HFL started lending money to prospective cab drivers in the 1980s during the massive Jewish emigration from the former Soviet Union.

With a huge influx of Jews, HFL and other Jewish agencies helped them immigrate to the Bay Area. HFL helped those immigrants — who are often interested in driving taxis because it doesn’t require strong knowledge of English — by providing small loans.

“They were new here, and this is what they needed help with, being a cab driver, whether it was buying medallions or buying … a car they could convert to a cab. It seemed logical for us to do,” Rogoway said.

The big difference today is that HFL doesn’t view Uber and Lyft loans as regular business loans because the drivers use their vehicles for personal use as well as business. “We see [Uber and Lyft loans] differently,” said Rogoway. “They obviously don’t need to buy a $50,000 car, so our limit is $15,000, and we’ve been able to help a lot of people who needed a loan to buy a car.”

Our limit is $15,000, and we’ve been able to help a lot of people who needed a loan to buy a car.

Jonah Kelman, 21, drives part time for Lyft, and works a couple of other jobs as well. HFL helped him out when his old car broke down, and in order to keep making restaurant deliveries for DoorDash, he needed a new set of wheels. “I’ve known Cindy for a long time,” said Kelman. “She’s in my family’s havurah. I definitely freaked out for a little bit after my old car broke down. We all went to Cindy and she was super helpful. It was just a matter of coming up with the idea to go with her.”

At the moment, Kelman said, driving for Lyft 20 to 25 hours a week helps him “keep paying my bills, and not living with my parents,” and he acknowledged that HFL’s loan was “decent sized for someone my age.”

Yet, each situation is different. For some entrepreneurs, the potential of working with one of the new tech-taxi firms is part of a strategy to grow their companies. “What it comes down to is whether there is a real business model, or if it’s a job,” Rogoway said.

For Alex Radzivilovsky, working with Uber was a business. In late 2014 he sought and received a loan from HFL to launch a limo service — he needed the capital to purchase the vehicles he planned to lease to other drivers, using Uber technology to find customers.

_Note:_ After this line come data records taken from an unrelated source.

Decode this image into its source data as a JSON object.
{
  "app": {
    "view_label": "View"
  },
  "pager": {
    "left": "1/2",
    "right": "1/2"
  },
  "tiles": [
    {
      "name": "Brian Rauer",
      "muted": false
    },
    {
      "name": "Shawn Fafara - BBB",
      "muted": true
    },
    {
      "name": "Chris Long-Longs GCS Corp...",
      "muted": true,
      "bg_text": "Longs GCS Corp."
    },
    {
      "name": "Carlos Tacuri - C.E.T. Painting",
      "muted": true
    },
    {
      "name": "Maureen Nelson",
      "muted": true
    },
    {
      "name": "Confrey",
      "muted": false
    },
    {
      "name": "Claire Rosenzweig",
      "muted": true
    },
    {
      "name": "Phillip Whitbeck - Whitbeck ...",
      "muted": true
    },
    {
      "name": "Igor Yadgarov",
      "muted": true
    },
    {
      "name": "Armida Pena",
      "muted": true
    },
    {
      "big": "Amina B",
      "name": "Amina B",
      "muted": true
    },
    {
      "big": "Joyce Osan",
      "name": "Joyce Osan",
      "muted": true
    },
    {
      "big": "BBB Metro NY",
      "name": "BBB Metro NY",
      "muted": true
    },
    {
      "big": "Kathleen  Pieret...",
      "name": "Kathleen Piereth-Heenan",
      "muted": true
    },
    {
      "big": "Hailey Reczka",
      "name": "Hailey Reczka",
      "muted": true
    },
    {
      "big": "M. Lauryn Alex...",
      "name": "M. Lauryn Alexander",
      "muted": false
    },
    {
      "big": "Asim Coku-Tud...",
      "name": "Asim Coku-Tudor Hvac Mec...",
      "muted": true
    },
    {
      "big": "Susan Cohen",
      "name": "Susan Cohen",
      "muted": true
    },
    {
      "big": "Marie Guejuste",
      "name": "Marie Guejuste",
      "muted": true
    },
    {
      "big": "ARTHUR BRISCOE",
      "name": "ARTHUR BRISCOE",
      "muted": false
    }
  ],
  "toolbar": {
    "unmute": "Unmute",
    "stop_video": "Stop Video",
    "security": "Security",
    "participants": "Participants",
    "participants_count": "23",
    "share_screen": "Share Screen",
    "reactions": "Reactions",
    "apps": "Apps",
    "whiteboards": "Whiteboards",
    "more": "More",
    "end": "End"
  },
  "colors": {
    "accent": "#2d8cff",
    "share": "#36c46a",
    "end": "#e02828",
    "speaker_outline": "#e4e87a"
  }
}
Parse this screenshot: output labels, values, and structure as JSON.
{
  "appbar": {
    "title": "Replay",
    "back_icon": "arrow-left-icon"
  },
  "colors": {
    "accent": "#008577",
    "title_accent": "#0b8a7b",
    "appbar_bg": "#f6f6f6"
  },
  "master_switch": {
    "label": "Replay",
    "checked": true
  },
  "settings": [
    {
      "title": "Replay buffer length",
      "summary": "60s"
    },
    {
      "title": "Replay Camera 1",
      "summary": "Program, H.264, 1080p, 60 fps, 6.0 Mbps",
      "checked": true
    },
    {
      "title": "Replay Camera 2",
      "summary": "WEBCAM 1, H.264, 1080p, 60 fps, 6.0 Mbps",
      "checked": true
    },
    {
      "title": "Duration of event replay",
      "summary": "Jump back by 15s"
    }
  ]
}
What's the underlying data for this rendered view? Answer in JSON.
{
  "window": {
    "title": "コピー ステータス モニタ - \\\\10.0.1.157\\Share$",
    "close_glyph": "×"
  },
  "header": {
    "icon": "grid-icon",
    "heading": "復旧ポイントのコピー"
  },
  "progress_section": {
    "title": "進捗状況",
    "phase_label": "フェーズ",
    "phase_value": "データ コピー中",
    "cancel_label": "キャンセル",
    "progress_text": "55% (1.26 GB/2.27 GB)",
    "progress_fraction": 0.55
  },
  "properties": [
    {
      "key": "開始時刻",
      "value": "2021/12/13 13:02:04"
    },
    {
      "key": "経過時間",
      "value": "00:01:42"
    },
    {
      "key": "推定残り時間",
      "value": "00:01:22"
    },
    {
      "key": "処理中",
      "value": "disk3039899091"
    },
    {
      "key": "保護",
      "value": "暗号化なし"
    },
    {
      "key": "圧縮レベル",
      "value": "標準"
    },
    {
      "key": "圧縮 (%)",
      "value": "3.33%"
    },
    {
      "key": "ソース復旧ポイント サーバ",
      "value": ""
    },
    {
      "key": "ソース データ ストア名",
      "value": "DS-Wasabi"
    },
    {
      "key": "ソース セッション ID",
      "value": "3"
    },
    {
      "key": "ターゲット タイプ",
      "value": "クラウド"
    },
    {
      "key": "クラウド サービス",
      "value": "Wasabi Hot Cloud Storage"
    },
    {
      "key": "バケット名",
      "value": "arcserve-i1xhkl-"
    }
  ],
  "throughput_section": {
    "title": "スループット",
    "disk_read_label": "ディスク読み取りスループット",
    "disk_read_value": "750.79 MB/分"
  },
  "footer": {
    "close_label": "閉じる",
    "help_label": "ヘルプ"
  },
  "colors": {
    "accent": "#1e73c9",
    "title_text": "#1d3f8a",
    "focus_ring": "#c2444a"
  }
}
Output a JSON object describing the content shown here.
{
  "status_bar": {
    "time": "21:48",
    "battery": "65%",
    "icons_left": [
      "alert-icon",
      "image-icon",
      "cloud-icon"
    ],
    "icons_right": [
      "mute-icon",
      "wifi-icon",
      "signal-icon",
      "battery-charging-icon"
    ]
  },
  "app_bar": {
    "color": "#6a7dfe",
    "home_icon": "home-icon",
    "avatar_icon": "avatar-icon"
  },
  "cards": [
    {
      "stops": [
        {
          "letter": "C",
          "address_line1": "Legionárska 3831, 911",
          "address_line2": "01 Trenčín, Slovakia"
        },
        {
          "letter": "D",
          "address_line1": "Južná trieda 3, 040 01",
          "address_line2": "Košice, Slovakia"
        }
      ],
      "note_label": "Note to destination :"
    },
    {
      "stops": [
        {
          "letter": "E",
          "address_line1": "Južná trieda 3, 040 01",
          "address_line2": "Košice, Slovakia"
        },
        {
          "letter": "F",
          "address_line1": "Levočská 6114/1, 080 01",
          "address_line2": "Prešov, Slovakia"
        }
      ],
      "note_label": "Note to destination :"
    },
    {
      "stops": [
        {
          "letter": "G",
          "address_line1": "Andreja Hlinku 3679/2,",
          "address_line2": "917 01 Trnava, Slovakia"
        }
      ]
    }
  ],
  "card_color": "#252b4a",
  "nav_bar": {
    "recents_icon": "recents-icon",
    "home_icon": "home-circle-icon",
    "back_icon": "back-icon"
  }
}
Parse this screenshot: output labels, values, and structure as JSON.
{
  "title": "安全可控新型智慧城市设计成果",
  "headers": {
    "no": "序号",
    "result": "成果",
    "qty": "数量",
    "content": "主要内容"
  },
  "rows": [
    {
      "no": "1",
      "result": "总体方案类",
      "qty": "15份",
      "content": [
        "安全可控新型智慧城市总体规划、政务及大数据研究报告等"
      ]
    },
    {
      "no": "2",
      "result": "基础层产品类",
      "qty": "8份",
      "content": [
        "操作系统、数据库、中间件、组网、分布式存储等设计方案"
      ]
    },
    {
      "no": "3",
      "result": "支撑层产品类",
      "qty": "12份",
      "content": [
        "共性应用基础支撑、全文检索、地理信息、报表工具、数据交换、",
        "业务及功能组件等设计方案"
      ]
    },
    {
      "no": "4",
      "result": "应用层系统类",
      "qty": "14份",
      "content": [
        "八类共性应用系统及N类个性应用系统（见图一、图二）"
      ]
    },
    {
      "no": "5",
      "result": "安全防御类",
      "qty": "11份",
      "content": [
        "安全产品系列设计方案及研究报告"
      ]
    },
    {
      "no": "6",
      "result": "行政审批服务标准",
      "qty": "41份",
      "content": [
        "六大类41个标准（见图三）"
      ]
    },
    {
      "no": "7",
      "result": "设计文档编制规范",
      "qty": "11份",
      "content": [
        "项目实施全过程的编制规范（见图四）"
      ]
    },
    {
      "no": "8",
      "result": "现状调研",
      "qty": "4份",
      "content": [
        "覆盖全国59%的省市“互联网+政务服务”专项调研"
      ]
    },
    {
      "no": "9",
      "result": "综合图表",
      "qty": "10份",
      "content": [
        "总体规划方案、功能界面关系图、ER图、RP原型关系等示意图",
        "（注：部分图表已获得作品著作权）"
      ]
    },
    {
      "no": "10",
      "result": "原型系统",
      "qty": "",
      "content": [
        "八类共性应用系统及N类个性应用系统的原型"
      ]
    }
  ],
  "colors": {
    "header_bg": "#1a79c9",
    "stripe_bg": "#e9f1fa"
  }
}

“Commercial loans for new companies are pretty much impossible to get, but we decided to [get a HFL loan],” Radzivilovsky said.

But he quickly soured on working with Uber, citing declining revenue and unannounced changes in vehicle requirements, which meant he had to sell the cars he initially bought at a loss and purchase new vehicles.

“When we started, the car was averaging between $53 and $55 an hour in gross fares. But within a year it dropped to $35; then it went down to $27,” he said. Radzivilovsky used the premium Uber service called Black, which is for limos.

Now, he sources his own customers and doesn’t use Uber’s platform. “We’re definitely doing better than under Uber,” he said. “I appreciate the Hebrew Free Loan. It helped us from the ground up.”

max cherney
Max A. Cherney

Max A. Cherney is a former J. staff writer. He can be reached at max@jweekly.com.